Henry Thorn's father had purchased Adam from the estate of John Baptist Kirby (also spelled Kerby) in 1829. Before that sale, Adam had been one of six plaintiffs in a freedom suit against Kirby's executor, George Kirby, arguing that Kirby's will freed them at his death. The court ruled that those over the age of 45 were not eligible for manumission, and Adam, 60, along with his wife, Rachel, also 60, were then sold, Rachel to Thomas Grimes. In February 1830, Grimes paid Thorn one dollar for Adam, perhaps in an effort to reunite husband and wife. Whatever that gesture meant to Adam, he resumed his legal fight the following year.

Then, on June 7, 1831, a bill of complaint was filed against both Thomas Grimes and George Kirby by Jesse and Sarah Duval. It argued that Adam Wigle was entitled to his freedom not because of Kirby's will, but because years earlier, he had been provisionally freed by a previous owner, Joseph P. Elson. Elson, they said, had become a Quaker and manumitted his slaves except for Adam, who had been given to John B. Kirby to settle a debt, but only for a period of six years. The real issue, they argued, was Kirby's failure to free Adam Wigle at the end of that term. Had he done so, Adam would have already been a free man at the time of Kirby's death. They also claimed to be Elson's heirs, and therefore entitled to compensation for Adam's labor should it turn out that Elson had not intended to manumit him. This new complaint seemed to have superseded the original petition against Thomas Grimes.

In early October 1831, Grimes and Kirby responded. Grimes claimed ignorance of anything that had happened before he purchased Adam from Thorn.
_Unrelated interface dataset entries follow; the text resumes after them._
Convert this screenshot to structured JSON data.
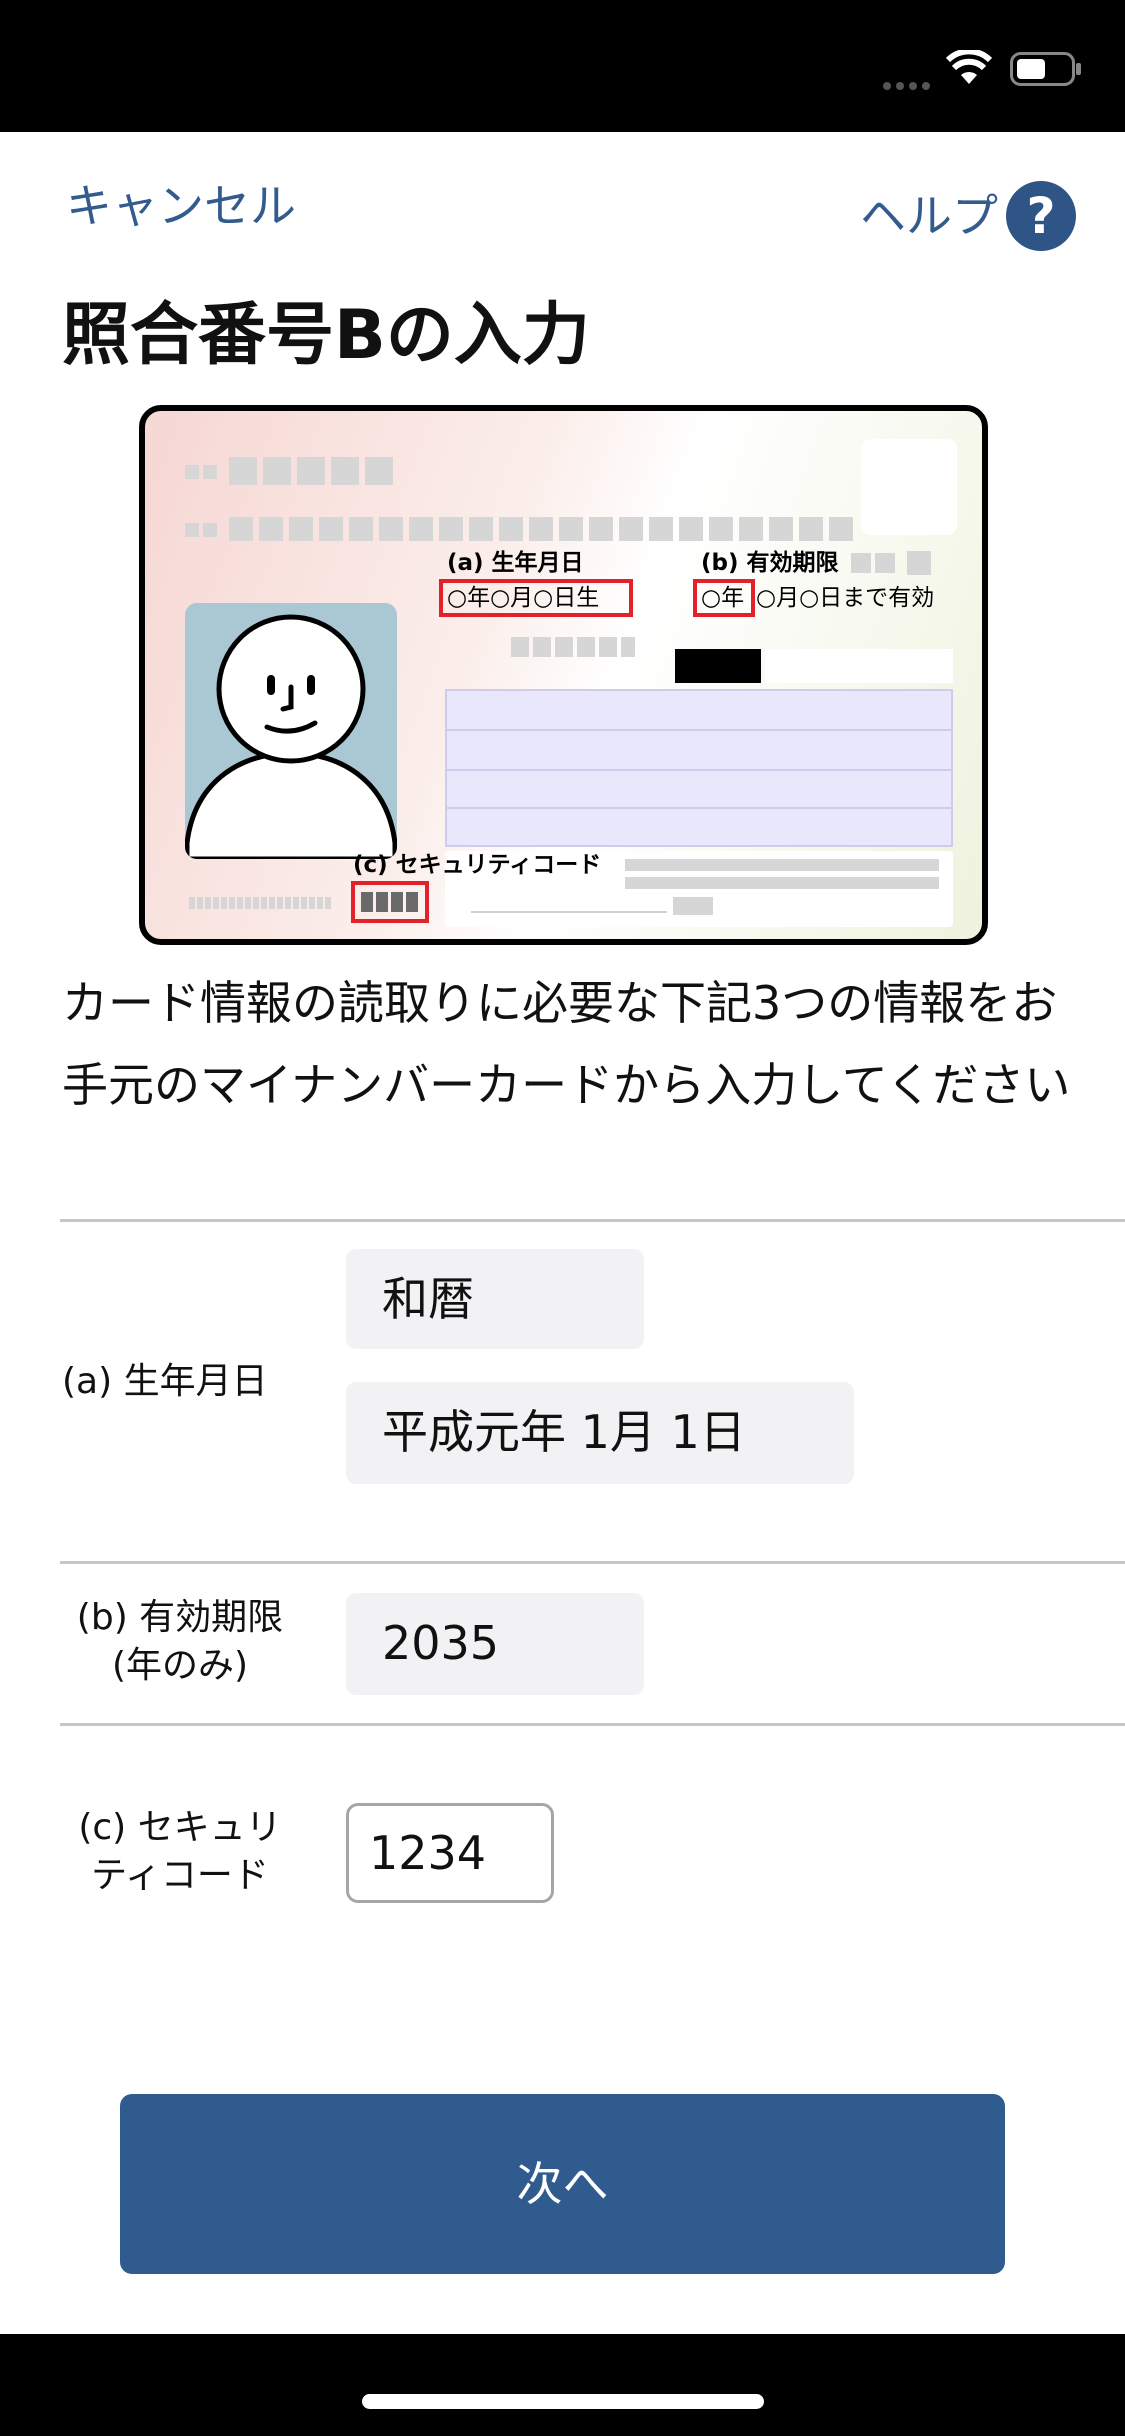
{
  "nav": {
    "cancel_label": "キャンセル",
    "help_label": "ヘルプ",
    "help_icon_glyph": "?"
  },
  "title": "照合番号Bの入力",
  "card_illustration": {
    "label_a": "(a) 生年月日",
    "value_a": "○年○月○日生",
    "label_b": "(b) 有効期限",
    "value_b_year": "○年",
    "value_b_rest": "○月○日まで有効",
    "label_c": "(c) セキュリティコード"
  },
  "intro_text": "カード情報の読取りに必要な下記3つの情報をお手元のマイナンバーカードから入力してください",
  "form": {
    "birthdate": {
      "label": "(a) 生年月日",
      "era": "和暦",
      "date": "平成元年 1月 1日"
    },
    "expiry": {
      "label_line1": "(b) 有効期限",
      "label_line2": "(年のみ)",
      "value": "2035"
    },
    "security": {
      "label_line1": "(c) セキュリ",
      "label_line2": "ティコード",
      "value": "1234"
    }
  },
  "next_label": "次へ",
  "colors": {
    "accent": "#2f5b8f",
    "link": "#335b8e",
    "highlight_red": "#e2222a"
  }
}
Kirby was suffering an attack of bilious fever, but was well enough to vigorously dispute the Duvals' claim in a statement to his solicitor. He countered that no such arrangement for Adam's freedom had ever existed, that Joseph Elson never became a Quaker, and that Elson "held and dealt in property of such nature [slaves] until a short time before his decease" in 1824. He also said that his uncle, not the Duvals, had been Elson's heir. Although Kirby no longer had any claim to Adam Wigle as property, and Thomas Grimes had spent an insignificant sum to acquire him, neither seemed inclined to allow the Duvals' story to stand unchallenged.

No record of the verdict, or Adam and Rachel Wigle's fates, has been found.

This case summary was written and researched by Dianne Lake, a genealogist and researcher, and has been edited by project scholars. Lake is a descendant of the Kirby/Kerby family.


Thomas Grimes' Daybook, 1828-1833, Grimes Family Papers, Special Collections, University of Maryland Libraries,

George Kirby to Thomas Grimes, October 4, 1831, Grimes Family Legal Documents, Maryland, 1831-1851, Grimes Family Papers, Special Collections, University of Maryland Libraries,

Jesse Duval and Sarah P. Duval v. Thomas Grimes and George Kirby, National Archives and Records Administration, Record Group 21, Entry 20, Chancery Court Dockets and Rules Case Files, Folder 162